ASSIGNMENT: From the line containing "Enumerate this screenshot's" through the last line of the entries, output the text exactly. Pictures stay out.

***** RECORDS SHOWN

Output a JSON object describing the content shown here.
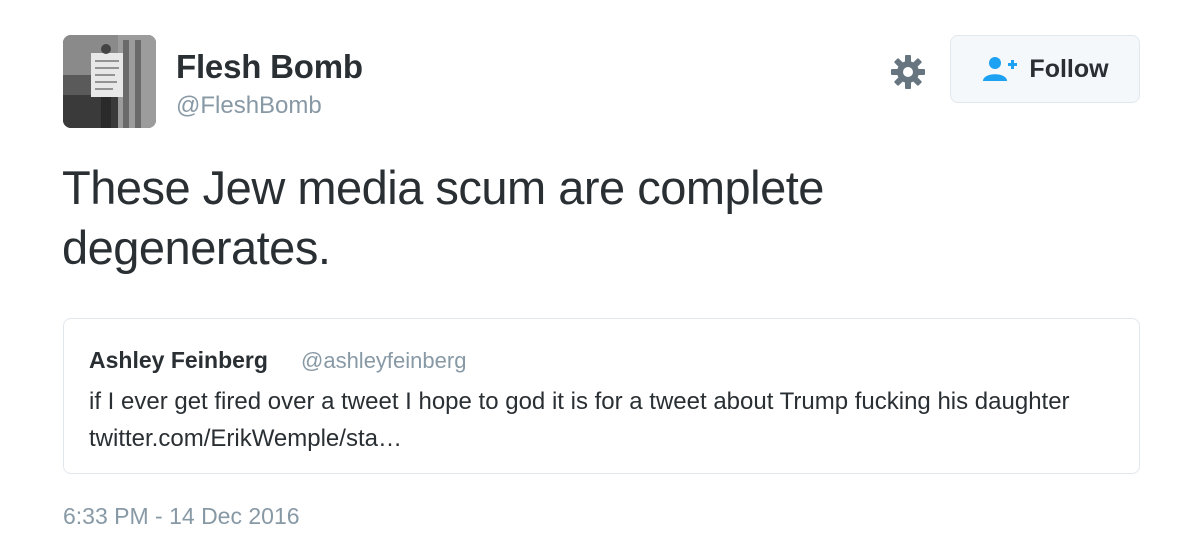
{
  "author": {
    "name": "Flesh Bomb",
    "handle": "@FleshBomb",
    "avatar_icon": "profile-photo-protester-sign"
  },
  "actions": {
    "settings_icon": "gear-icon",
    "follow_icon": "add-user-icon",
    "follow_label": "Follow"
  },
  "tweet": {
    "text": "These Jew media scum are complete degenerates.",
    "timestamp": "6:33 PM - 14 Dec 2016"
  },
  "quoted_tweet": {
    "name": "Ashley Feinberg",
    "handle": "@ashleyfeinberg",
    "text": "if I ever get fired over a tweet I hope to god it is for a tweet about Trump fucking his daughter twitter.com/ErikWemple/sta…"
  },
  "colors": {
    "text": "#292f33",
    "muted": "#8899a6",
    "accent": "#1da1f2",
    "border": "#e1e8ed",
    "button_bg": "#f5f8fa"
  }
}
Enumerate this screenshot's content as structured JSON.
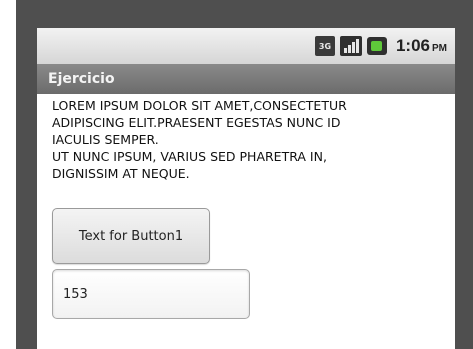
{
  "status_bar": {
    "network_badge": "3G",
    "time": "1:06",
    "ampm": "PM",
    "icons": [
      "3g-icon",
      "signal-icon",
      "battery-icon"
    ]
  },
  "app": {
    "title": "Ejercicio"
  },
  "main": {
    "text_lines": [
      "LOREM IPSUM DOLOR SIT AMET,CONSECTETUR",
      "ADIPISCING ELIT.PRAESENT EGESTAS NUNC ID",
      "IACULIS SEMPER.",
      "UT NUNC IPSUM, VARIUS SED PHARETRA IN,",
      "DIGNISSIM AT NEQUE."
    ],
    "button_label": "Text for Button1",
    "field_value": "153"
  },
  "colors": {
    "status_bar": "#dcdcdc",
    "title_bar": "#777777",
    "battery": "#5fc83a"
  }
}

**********

RESULT OF THIS TASK:
Enumerate this screenshot's content as structured JSON.
{
  "status_bar": {
    "network_badge": "3G",
    "time": "1:06",
    "ampm": "PM",
    "icons": [
      "3g-icon",
      "signal-icon",
      "battery-icon"
    ]
  },
  "app": {
    "title": "Ejercicio"
  },
  "main": {
    "text_lines": [
      "LOREM IPSUM DOLOR SIT AMET,CONSECTETUR",
      "ADIPISCING ELIT.PRAESENT EGESTAS NUNC ID",
      "IACULIS SEMPER.",
      "UT NUNC IPSUM, VARIUS SED PHARETRA IN,",
      "DIGNISSIM AT NEQUE."
    ],
    "button_label": "Text for Button1",
    "field_value": "153"
  },
  "colors": {
    "status_bar": "#dcdcdc",
    "title_bar": "#777777",
    "battery": "#5fc83a"
  }
}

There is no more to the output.